Monastic Wales.

Event detail for site: Llanll?r

1284: Compensation

The nuns were awarded 40 marks as compensation for damages incurred during the Edwardian Conquest.

Two Latin letters confirm the abbess' receipt of the king's reparations. Cartwright (Feminine Sanctity and Spirituality in Medieval Wales) explains that one of these letters is written on the abbess' behalf by John of Caeau, a monk of Strata Florida, who did not have the abbess' seal with him and thus used the seals of the abbots of Strata Marcella and Valle Crucis.
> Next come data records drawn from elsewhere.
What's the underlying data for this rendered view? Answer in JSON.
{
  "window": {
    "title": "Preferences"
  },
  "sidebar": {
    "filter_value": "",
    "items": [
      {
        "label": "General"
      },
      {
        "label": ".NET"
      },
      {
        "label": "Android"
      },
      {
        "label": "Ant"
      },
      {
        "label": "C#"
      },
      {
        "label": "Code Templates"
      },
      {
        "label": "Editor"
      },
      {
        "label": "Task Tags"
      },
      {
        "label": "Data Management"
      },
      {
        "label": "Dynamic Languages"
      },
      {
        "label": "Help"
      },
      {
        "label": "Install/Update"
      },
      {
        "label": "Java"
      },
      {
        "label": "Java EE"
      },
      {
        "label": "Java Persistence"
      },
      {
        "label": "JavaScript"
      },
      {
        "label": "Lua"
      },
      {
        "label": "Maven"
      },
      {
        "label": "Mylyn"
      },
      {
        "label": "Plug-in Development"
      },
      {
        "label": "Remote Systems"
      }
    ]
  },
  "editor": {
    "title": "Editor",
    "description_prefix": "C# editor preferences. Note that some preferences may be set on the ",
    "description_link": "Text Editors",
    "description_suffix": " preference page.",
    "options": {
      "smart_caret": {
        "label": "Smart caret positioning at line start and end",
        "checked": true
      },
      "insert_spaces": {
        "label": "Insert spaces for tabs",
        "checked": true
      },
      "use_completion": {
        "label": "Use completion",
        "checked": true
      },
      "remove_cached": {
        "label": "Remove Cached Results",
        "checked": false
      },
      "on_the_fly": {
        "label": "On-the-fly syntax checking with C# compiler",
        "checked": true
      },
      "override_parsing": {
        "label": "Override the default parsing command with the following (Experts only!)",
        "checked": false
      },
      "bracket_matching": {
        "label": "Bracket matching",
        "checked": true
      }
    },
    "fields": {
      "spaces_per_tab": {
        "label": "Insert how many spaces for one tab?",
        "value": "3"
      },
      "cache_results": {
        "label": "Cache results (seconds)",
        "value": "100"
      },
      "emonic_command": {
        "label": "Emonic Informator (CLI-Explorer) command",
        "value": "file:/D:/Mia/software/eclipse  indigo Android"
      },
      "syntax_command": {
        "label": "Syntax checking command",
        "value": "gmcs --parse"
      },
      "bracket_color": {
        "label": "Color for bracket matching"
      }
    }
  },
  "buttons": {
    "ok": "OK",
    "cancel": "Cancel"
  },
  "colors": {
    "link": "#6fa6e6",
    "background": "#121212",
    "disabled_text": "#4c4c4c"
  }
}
People associated with this event

Edward I , king of England , lord of Ireland, duke of Aquitaine (Compensates)

Bibliographical sources

Printed sources

Calendar of the Patent Rolls Preserved in the Public Record Office (London, 1891-) 1272-1281, p. 251

Littere Wallie, ed. J. Goronwy Evans (Cardiff University of Wales Press: Cardiff, 1940) pp. 89, 132–133

Cartwright, Jane, Feminine Sanctity and Spirituality in Medieval Wales (University of Wales Press: Cardiff, 2008) p. 269

Cowley, F. G., The Monastic Order in South Wales 1066-1349 (Cardiff, 1977) p. 214

Williams, David H., 'Cistercian Nunneries in Medieval Wales', Cîteaux: commentarii cistercienses, 26 (1975) p. 164

Other events in the history of this site

pre 1197Foundation - The house was founded before 1197 by the Lord Rhys and was under the auspices of Strata Florida. [1 sources]
1284Compensation - The nuns were awarded 40 marks as compensation for damages incurred during the Edwardian Conquest. [5 sources]
c.1291Wealth - The house was estimated to have sixty sheep, 1200 acres and £7 10s 0d from temporalities but no spiritualities. [3 sources]
1299Litigation - Queen Margaret (Edward I's wife) acquitted the abbess of a fine for illegally felling an oak. [2 sources]
c.1535Wealth - According to the Valor Ecclesiasticus the net income of Llanllŷr was £57 5s 4d. [3 sources][1 archives]
1536Survey - The site was surveyed on 29th September, in preparation for the suppression of the house. [1 sources]
1537Dissolution - The house was formally suppressed on 26 February 1537, under the 1536 Act of Suppression. [4 sources]